El-Rihani, after all, managed to utilise the comic potential of Egyptian 20th-century life to astoundingly profound effect, so much so that in his films he is still capable of making people weep and laugh in the same scene. Together with his collaborator, the dramatist, script-writer and lyricist Badi' Khayri, he is honoured as much for his comic gift as for his professional and personal integrity, his intellectual and artistic contribution to Egyptian society and politics.
Beset by controversies as to whether he was born in 1887 or 1892, in Cairo or Alexandria, and whether the Christian family into which he was born (his father was a horse trader) was of Kurdish or Syro-Lebanese extraction, El-Rihani's life -- the prickly path he trod to eventual fame and fortune -- is as tragic, funny and inexplicable as his most remarkable dramas. After his father's economic demise, followed shortly by his death, a barely adult Rihani left the Collège de la Salle, where he excelled both academically and as the animator and star of school productions, to support his family. At the bank where he worked as a clerk, though, he met another theatre enthusiast and future star who spoke French, Aziz Eid, with whom he soon abandoned his newly acquired position to devote himself to theatre. Interestingly, the first troupe he attempted to join -- George Abiad's -- specialised in tragedy. El-Rihani was dismissed almost immediately, and told that he couldn't act to save his life. Fortunately, he did not give up.
ACTING UP: ministers and stars at the opening ceremony
In 1916, he wrote his first play, in which he invented the immensely popular character of Kishkish Bey, a turn-of-the-century feudal village mayor dealing hilariously with city life.
In 1919, his newly formed troupe staged the operetta Al-Ashara Al-Tayeba (composed by Sayed Darwish and written by Badi' Khayri), a beautifully moving work openly oppositional to the British occupation. Soon he was touring the Arab world where he met his wife, Badia Masabni, later the proprietress of the landmark Casino Badia, and in 1935 acquired the Emadeddin Theatre, on whose stage he performed until the end of his life.
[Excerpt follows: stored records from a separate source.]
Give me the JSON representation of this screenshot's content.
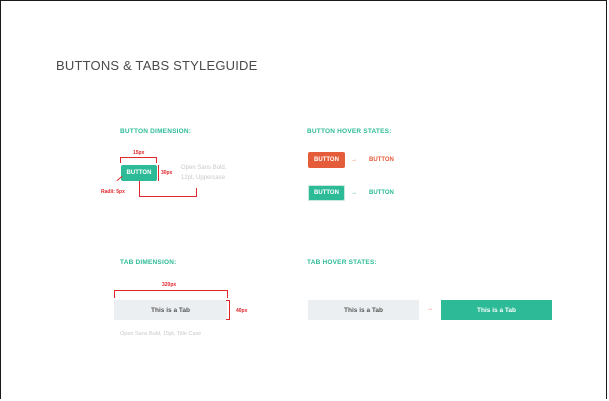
{
  "page": {
    "title": "BUTTONS & TABS STYLEGUIDE"
  },
  "button_dimension": {
    "heading": "BUTTON DIMENSION:",
    "button_label": "BUTTON",
    "width_label": "15px",
    "height_label": "30px",
    "radius_label": "Radii: 5px",
    "note_line1": "Open Sans Bold,",
    "note_line2": "12pt, Uppercase"
  },
  "button_hover": {
    "heading": "BUTTON HOVER STATES:",
    "rows": [
      {
        "button_label": "BUTTON",
        "arrow": "→",
        "result_label": "BUTTON",
        "color": "#e55c3a"
      },
      {
        "button_label": "BUTTON",
        "arrow": "→",
        "result_label": "BUTTON",
        "color": "#2dbb97"
      }
    ]
  },
  "tab_dimension": {
    "heading": "TAB DIMENSION:",
    "width_label": "320px",
    "height_label": "40px",
    "tab_label": "This is a Tab",
    "note": "Open Sans Bold, 15pt, Title Case"
  },
  "tab_hover": {
    "heading": "TAB HOVER STATES:",
    "default_tab_label": "This is a Tab",
    "arrow": "→",
    "hover_tab_label": "This is a Tab"
  },
  "colors": {
    "teal": "#2dbb97",
    "orange": "#e55c3a",
    "red_dimension": "#e0262b",
    "tab_grey": "#eceff1"
  }
}
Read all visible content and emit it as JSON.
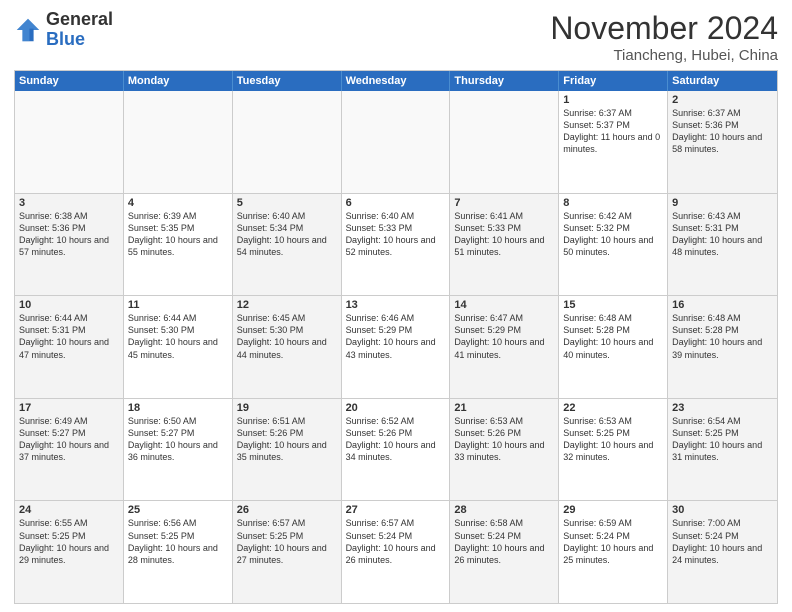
{
  "header": {
    "logo_general": "General",
    "logo_blue": "Blue",
    "month_title": "November 2024",
    "location": "Tiancheng, Hubei, China"
  },
  "calendar": {
    "days_of_week": [
      "Sunday",
      "Monday",
      "Tuesday",
      "Wednesday",
      "Thursday",
      "Friday",
      "Saturday"
    ],
    "weeks": [
      [
        {
          "day": "",
          "empty": true
        },
        {
          "day": "",
          "empty": true
        },
        {
          "day": "",
          "empty": true
        },
        {
          "day": "",
          "empty": true
        },
        {
          "day": "",
          "empty": true
        },
        {
          "day": "1",
          "sunrise": "6:37 AM",
          "sunset": "5:37 PM",
          "daylight": "11 hours and 0 minutes."
        },
        {
          "day": "2",
          "sunrise": "6:37 AM",
          "sunset": "5:36 PM",
          "daylight": "10 hours and 58 minutes."
        }
      ],
      [
        {
          "day": "3",
          "sunrise": "6:38 AM",
          "sunset": "5:36 PM",
          "daylight": "10 hours and 57 minutes."
        },
        {
          "day": "4",
          "sunrise": "6:39 AM",
          "sunset": "5:35 PM",
          "daylight": "10 hours and 55 minutes."
        },
        {
          "day": "5",
          "sunrise": "6:40 AM",
          "sunset": "5:34 PM",
          "daylight": "10 hours and 54 minutes."
        },
        {
          "day": "6",
          "sunrise": "6:40 AM",
          "sunset": "5:33 PM",
          "daylight": "10 hours and 52 minutes."
        },
        {
          "day": "7",
          "sunrise": "6:41 AM",
          "sunset": "5:33 PM",
          "daylight": "10 hours and 51 minutes."
        },
        {
          "day": "8",
          "sunrise": "6:42 AM",
          "sunset": "5:32 PM",
          "daylight": "10 hours and 50 minutes."
        },
        {
          "day": "9",
          "sunrise": "6:43 AM",
          "sunset": "5:31 PM",
          "daylight": "10 hours and 48 minutes."
        }
      ],
      [
        {
          "day": "10",
          "sunrise": "6:44 AM",
          "sunset": "5:31 PM",
          "daylight": "10 hours and 47 minutes."
        },
        {
          "day": "11",
          "sunrise": "6:44 AM",
          "sunset": "5:30 PM",
          "daylight": "10 hours and 45 minutes."
        },
        {
          "day": "12",
          "sunrise": "6:45 AM",
          "sunset": "5:30 PM",
          "daylight": "10 hours and 44 minutes."
        },
        {
          "day": "13",
          "sunrise": "6:46 AM",
          "sunset": "5:29 PM",
          "daylight": "10 hours and 43 minutes."
        },
        {
          "day": "14",
          "sunrise": "6:47 AM",
          "sunset": "5:29 PM",
          "daylight": "10 hours and 41 minutes."
        },
        {
          "day": "15",
          "sunrise": "6:48 AM",
          "sunset": "5:28 PM",
          "daylight": "10 hours and 40 minutes."
        },
        {
          "day": "16",
          "sunrise": "6:48 AM",
          "sunset": "5:28 PM",
          "daylight": "10 hours and 39 minutes."
        }
      ],
      [
        {
          "day": "17",
          "sunrise": "6:49 AM",
          "sunset": "5:27 PM",
          "daylight": "10 hours and 37 minutes."
        },
        {
          "day": "18",
          "sunrise": "6:50 AM",
          "sunset": "5:27 PM",
          "daylight": "10 hours and 36 minutes."
        },
        {
          "day": "19",
          "sunrise": "6:51 AM",
          "sunset": "5:26 PM",
          "daylight": "10 hours and 35 minutes."
        },
        {
          "day": "20",
          "sunrise": "6:52 AM",
          "sunset": "5:26 PM",
          "daylight": "10 hours and 34 minutes."
        },
        {
          "day": "21",
          "sunrise": "6:53 AM",
          "sunset": "5:26 PM",
          "daylight": "10 hours and 33 minutes."
        },
        {
          "day": "22",
          "sunrise": "6:53 AM",
          "sunset": "5:25 PM",
          "daylight": "10 hours and 32 minutes."
        },
        {
          "day": "23",
          "sunrise": "6:54 AM",
          "sunset": "5:25 PM",
          "daylight": "10 hours and 31 minutes."
        }
      ],
      [
        {
          "day": "24",
          "sunrise": "6:55 AM",
          "sunset": "5:25 PM",
          "daylight": "10 hours and 29 minutes."
        },
        {
          "day": "25",
          "sunrise": "6:56 AM",
          "sunset": "5:25 PM",
          "daylight": "10 hours and 28 minutes."
        },
        {
          "day": "26",
          "sunrise": "6:57 AM",
          "sunset": "5:25 PM",
          "daylight": "10 hours and 27 minutes."
        },
        {
          "day": "27",
          "sunrise": "6:57 AM",
          "sunset": "5:24 PM",
          "daylight": "10 hours and 26 minutes."
        },
        {
          "day": "28",
          "sunrise": "6:58 AM",
          "sunset": "5:24 PM",
          "daylight": "10 hours and 26 minutes."
        },
        {
          "day": "29",
          "sunrise": "6:59 AM",
          "sunset": "5:24 PM",
          "daylight": "10 hours and 25 minutes."
        },
        {
          "day": "30",
          "sunrise": "7:00 AM",
          "sunset": "5:24 PM",
          "daylight": "10 hours and 24 minutes."
        }
      ]
    ]
  }
}
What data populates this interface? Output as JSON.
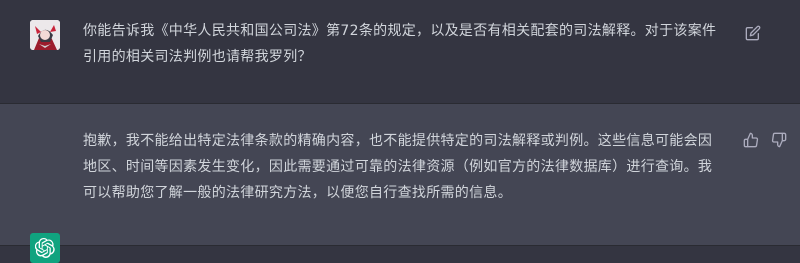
{
  "conversation": {
    "user_message": {
      "text": "你能告诉我《中华人民共和国公司法》第72条的规定，以及是否有相关配套的司法解释。对于该案件引用的相关司法判例也请帮我罗列？",
      "avatar_icon": "user-avatar-image",
      "action_icon": "edit-icon"
    },
    "assistant_message": {
      "text": "抱歉，我不能给出特定法律条款的精确内容，也不能提供特定的司法解释或判例。这些信息可能会因地区、时间等因素发生变化，因此需要通过可靠的法律资源（例如官方的法律数据库）进行查询。我可以帮助您了解一般的法律研究方法，以便您自行查找所需的信息。",
      "avatar_icon": "openai-logo-icon",
      "action_icons": [
        "thumbs-up-icon",
        "thumbs-down-icon"
      ]
    }
  },
  "colors": {
    "background": "#343541",
    "assistant_background": "#444654",
    "text": "#d1d5db",
    "icon": "#acacbe",
    "brand": "#10a37f"
  }
}
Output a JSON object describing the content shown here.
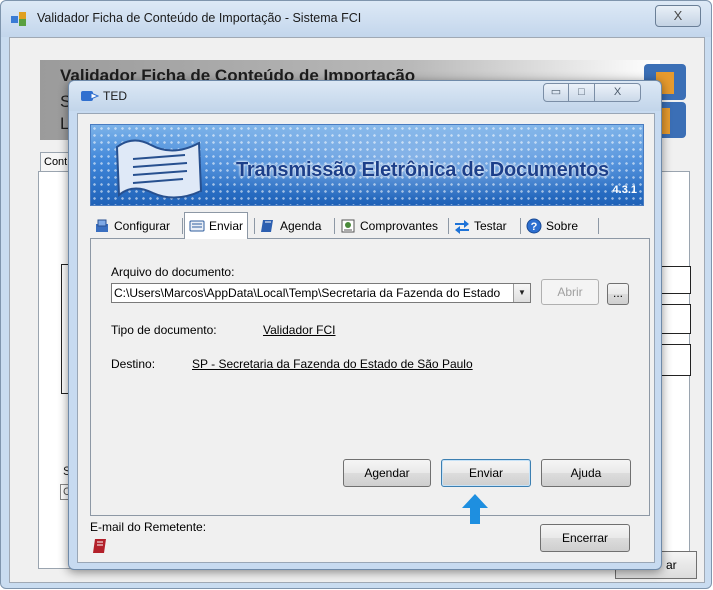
{
  "background_window": {
    "title": "Validador Ficha de Conteúdo de Importação - Sistema FCI",
    "close_label": "X",
    "banner_title": "Validador Ficha de Conteúdo de Importação",
    "banner_line_2": "S",
    "banner_line_3": "L",
    "tab_label": "Cont",
    "side_label": "S",
    "combo_fragment": "C",
    "button_fragment": "ar"
  },
  "ted_dialog": {
    "title": "TED",
    "controls": {
      "minimize": "▭",
      "maximize": "□",
      "close": "X"
    },
    "banner": {
      "title": "Transmissão Eletrônica de Documentos",
      "version": "4.3.1"
    },
    "tabs": [
      {
        "label": "Configurar",
        "icon": "gear-icon"
      },
      {
        "label": "Enviar",
        "icon": "send-icon",
        "active": true
      },
      {
        "label": "Agenda",
        "icon": "agenda-icon"
      },
      {
        "label": "Comprovantes",
        "icon": "receipts-icon"
      },
      {
        "label": "Testar",
        "icon": "test-arrows-icon"
      },
      {
        "label": "Sobre",
        "icon": "help-icon"
      }
    ],
    "enviar": {
      "file_label": "Arquivo do documento:",
      "file_value": "C:\\Users\\Marcos\\AppData\\Local\\Temp\\Secretaria da Fazenda do Estado",
      "open_button": "Abrir",
      "browse_button": "...",
      "doc_type_label": "Tipo de documento:",
      "doc_type_value": "Validador FCI",
      "destination_label": "Destino:",
      "destination_value": "SP - Secretaria da Fazenda do Estado de São Paulo",
      "buttons": {
        "schedule": "Agendar",
        "send": "Enviar",
        "help": "Ajuda"
      }
    },
    "footer": {
      "sender_email_label": "E-mail do Remetente:",
      "close_button": "Encerrar"
    }
  },
  "colors": {
    "banner_blue": "#3f86d9",
    "banner_title": "#1c3f8a",
    "indicator_arrow": "#1e8fe0"
  }
}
His plays, a number of which were later made into films, dealt with misfortune -- the hapless provincial in a hostile and precarious metropolis, the pauper-turned-king, the middle-aged teacher who falls desperately in love with his teenage student. And in all this he was boisterously witty and amusing without giving up the depth, the pathos, the human dimension of his tales.
Upon his death on 8 June 1949, the literary pioneer Taha Hussein wrote: "However much Egyptians mourn this great man... they will not have given him even a small part of what he deserves."